Honestly, it’s a shame, when you think about it: Where might we be now if more kids online had been able to use dead baby jokes to steer their peers away from getting sucked down racist, fascist rabbit holes.
I found both books very interesting and very challenging, and they truly reinforce each other, even while coming from different ends of the political spectrum. Both books are also memoirs of sorts, with lots of material drawn from their own lives. Sometimes, I would forget whether the book I was reading was the one by the conservative or the liberal. I thought it might be fun to end with a short quiz. Here are six quotes from the books. Can you tell whether the quote is from A) conservative Kat Timpf, or B) liberal Jena Friedman? Answers below.
1. “Whenever anyone asks what inspired me to go into comedy, my answer is always the same: 9/11. Watching people jump to their deaths on live TV just as I was about to enter my first year of college had a traumatizing effect on me and my entire generation. It made me realize that life is short and random and sometimes tragic and that I didn’t want to die in a business suit.”
2. “My first character [in an American Girl doll parody] was Fallujah Jones, an Iraq war refugee “with a strong spirit and survival instincts” (they all had that), who fled to America after the US military attacked her Baghdad elementary school playground in search of terrorists believed to have set up shop in the jungle gym. In the sketch, Fallujah was marketed to a little girl in the Chicago suburb of Peoria, who could learn about “Western neo-imperialism from the safety and comfort of her pink-and-white Laura Ashley bedroom.””

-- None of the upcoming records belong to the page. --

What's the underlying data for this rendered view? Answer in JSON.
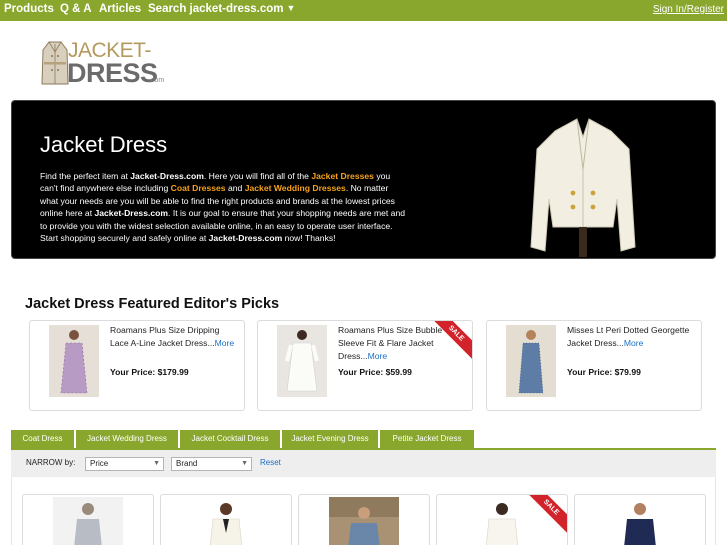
{
  "nav": {
    "items": [
      "Products",
      "Q & A",
      "Articles",
      "Search jacket-dress.com"
    ],
    "signin": "Sign In/Register"
  },
  "logo": {
    "line1": "JACKET-",
    "line2": "DRESS",
    "line3": ".com"
  },
  "hero": {
    "title": "Jacket Dress",
    "p1": "Find the perfect item at ",
    "site1": "Jacket-Dress.com",
    "p2": ". Here you will find all of the ",
    "link1": "Jacket Dresses",
    "p3": " you can't find anywhere else including ",
    "link2": "Coat Dresses",
    "p4": " and ",
    "link3": "Jacket Wedding Dresses",
    "p5": ". No matter what your needs are you will be able to find the right products and brands at the lowest prices online here at ",
    "site2": "Jacket-Dress.com",
    "p6": ". It is our goal to ensure that your shopping needs are met and to provide you with the widest selection available online, in an easy to operate user interface. Start shopping securely and safely online at ",
    "site3": "Jacket-Dress.com",
    "p7": " now! Thanks!"
  },
  "picks": {
    "title": "Jacket Dress Featured Editor's Picks",
    "items": [
      {
        "name": "Roamans Plus Size Dripping Lace A-Line Jacket Dress...",
        "more": "More",
        "price": "Your Price: $179.99",
        "sale": ""
      },
      {
        "name": "Roamans Plus Size Bubble Sleeve Fit & Flare Jacket Dress...",
        "more": "More",
        "price": "Your Price: $59.99",
        "sale": "SALE"
      },
      {
        "name": "Misses Lt Peri Dotted Georgette Jacket Dress...",
        "more": "More",
        "price": "Your Price: $79.99",
        "sale": ""
      }
    ]
  },
  "tabs": [
    "Coat Dress",
    "Jacket Wedding Dress",
    "Jacket Cocktail Dress",
    "Jacket Evening Dress",
    "Petite Jacket Dress"
  ],
  "narrow": {
    "label": "NARROW by:",
    "price": "Price",
    "brand": "Brand",
    "reset": "Reset"
  },
  "grid": {
    "sale": "SALE"
  },
  "colors": {
    "accent_green": "#8aa72d",
    "sale_red": "#d2232a",
    "hero_highlight": "#f7a21b",
    "link_blue": "#1a6fc4"
  }
}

3. “I have a dead mom. And right after she died, I really felt like I had it the worst, but then I was on Facebook and I saw someone had posted this picture of a bouquet of flowers with the caption “Rest in Peace Sara...2000-2015. Such a tragedy.” And I said to myself: “Oh my God, only fifteen? That’s so sad! I’ve gone through nothing. And then, I keep clicking through the photos, and I realize Sara...is a fucking dog. Like, a big dog too, like a German Shepherd. A German Shepherd dying at fifteen is not a tragedy. That’s fucking remarkable.”
4. “The first sketch I pitched was a darkly comedic piece about date rape. The joke was that instead of saying the word “rape,” the character in the scene said the word “duke” in its place. This was around the time of the Duke lacrosse scandal, and I thought “date duke” might catch on as a clever euphemism.”

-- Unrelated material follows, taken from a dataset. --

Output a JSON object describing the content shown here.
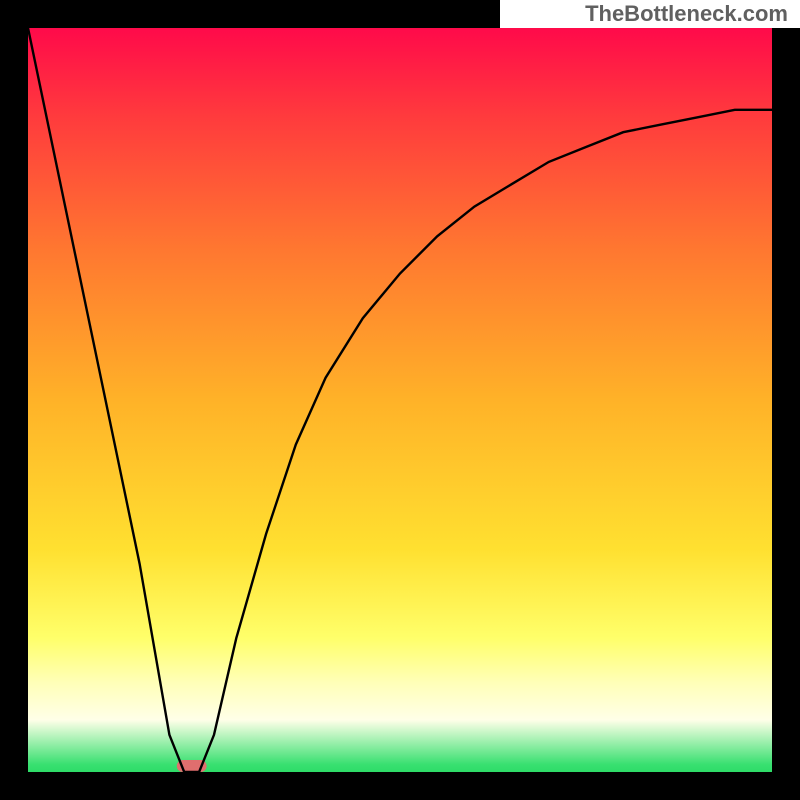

5. “If you had someone close to you die, let me ask you this question: Do you remember a single card that made you feel better after it happened? Do you remember what any of them said? Did you even bother to read any of them? I hope you didn’t, because if you did, it probably just made you feel worse. When you are feeling devastated beyond hope, the last thing you want to look at is some kind of flowery bullshit, embossed in gold on a piece of parchment.”

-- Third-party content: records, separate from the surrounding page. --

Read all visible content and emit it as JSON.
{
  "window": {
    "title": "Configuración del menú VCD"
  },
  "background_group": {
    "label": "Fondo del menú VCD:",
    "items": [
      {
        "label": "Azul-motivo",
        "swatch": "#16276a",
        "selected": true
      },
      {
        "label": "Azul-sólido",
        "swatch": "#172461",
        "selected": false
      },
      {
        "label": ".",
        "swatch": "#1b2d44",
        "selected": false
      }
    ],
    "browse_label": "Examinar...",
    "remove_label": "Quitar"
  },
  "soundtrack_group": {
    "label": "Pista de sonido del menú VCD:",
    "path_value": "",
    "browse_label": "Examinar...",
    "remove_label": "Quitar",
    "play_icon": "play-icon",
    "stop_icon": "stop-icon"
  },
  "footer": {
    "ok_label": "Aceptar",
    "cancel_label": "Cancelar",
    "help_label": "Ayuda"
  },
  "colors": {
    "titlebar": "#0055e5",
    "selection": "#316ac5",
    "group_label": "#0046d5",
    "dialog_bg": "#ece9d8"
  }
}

6. “I defended Kathy Griffin’s right to publish that photo [of herself holding Donald Trump’s severed head] at the time, and that’s not just because I enjoyed so many episodes of My Life on the D-List. (Even though I certainly did.) It also wasn’t because I loved that image, because I actually thought it was pretty gross….To me, it’s more important to live in a culture wherein a person, any person, doesn’t have to worry that his or her attempt at communication or humor will result in the complete annihilation of their entire life.”
Answers to the quiz: 1: B. 2: B. 3: A. 4: B. 5: A. 6: A.